> **ABOUT THIS EXERCISE**:
Each record below should be written out again exactly as given.

> **GIVEN INFORMATION**:
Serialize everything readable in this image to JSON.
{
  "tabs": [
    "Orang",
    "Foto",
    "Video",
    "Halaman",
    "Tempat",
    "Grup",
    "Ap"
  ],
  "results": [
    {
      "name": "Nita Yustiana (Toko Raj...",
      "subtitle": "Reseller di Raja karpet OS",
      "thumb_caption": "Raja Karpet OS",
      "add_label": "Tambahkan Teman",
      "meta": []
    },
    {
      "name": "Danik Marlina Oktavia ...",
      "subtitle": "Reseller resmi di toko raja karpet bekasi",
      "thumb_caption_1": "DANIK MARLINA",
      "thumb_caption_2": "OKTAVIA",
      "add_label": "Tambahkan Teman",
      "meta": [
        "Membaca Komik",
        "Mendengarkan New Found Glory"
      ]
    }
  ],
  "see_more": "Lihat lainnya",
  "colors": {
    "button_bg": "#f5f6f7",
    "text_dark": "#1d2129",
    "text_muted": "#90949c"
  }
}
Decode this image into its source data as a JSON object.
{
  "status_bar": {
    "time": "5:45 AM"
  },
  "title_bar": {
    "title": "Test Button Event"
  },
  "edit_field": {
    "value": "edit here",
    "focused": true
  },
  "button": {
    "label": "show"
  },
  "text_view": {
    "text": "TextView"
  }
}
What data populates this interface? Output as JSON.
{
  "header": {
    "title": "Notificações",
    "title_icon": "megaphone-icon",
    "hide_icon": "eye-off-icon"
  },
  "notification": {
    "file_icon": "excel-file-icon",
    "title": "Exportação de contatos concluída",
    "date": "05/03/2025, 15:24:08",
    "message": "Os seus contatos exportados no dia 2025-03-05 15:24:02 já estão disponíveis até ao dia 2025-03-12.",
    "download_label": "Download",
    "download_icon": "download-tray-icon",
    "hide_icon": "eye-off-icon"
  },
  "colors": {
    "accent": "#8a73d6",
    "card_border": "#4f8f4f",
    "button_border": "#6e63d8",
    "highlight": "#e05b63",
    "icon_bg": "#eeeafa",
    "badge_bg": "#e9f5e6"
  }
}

> **TASK OUTPUT**:
Serialize everything readable in this image to JSON.
{
  "tabs": [
    "Orang",
    "Foto",
    "Video",
    "Halaman",
    "Tempat",
    "Grup",
    "Ap"
  ],
  "results": [
    {
      "name": "Nita Yustiana (Toko Raj...",
      "subtitle": "Reseller di Raja karpet OS",
      "thumb_caption": "Raja Karpet OS",
      "add_label": "Tambahkan Teman",
      "meta": []
    },
    {
      "name": "Danik Marlina Oktavia ...",
      "subtitle": "Reseller resmi di toko raja karpet bekasi",
      "thumb_caption_1": "DANIK MARLINA",
      "thumb_caption_2": "OKTAVIA",
      "add_label": "Tambahkan Teman",
      "meta": [
        "Membaca Komik",
        "Mendengarkan New Found Glory"
      ]
    }
  ],
  "see_more": "Lihat lainnya",
  "colors": {
    "button_bg": "#f5f6f7",
    "text_dark": "#1d2129",
    "text_muted": "#90949c"
  }
}
Decode this image into its source data as a JSON object.
{
  "status_bar": {
    "time": "5:45 AM"
  },
  "title_bar": {
    "title": "Test Button Event"
  },
  "edit_field": {
    "value": "edit here",
    "focused": true
  },
  "button": {
    "label": "show"
  },
  "text_view": {
    "text": "TextView"
  }
}
What data populates this interface? Output as JSON.
{
  "header": {
    "title": "Notificações",
    "title_icon": "megaphone-icon",
    "hide_icon": "eye-off-icon"
  },
  "notification": {
    "file_icon": "excel-file-icon",
    "title": "Exportação de contatos concluída",
    "date": "05/03/2025, 15:24:08",
    "message": "Os seus contatos exportados no dia 2025-03-05 15:24:02 já estão disponíveis até ao dia 2025-03-12.",
    "download_label": "Download",
    "download_icon": "download-tray-icon",
    "hide_icon": "eye-off-icon"
  },
  "colors": {
    "accent": "#8a73d6",
    "card_border": "#4f8f4f",
    "button_border": "#6e63d8",
    "highlight": "#e05b63",
    "icon_bg": "#eeeafa",
    "badge_bg": "#e9f5e6"
  }
}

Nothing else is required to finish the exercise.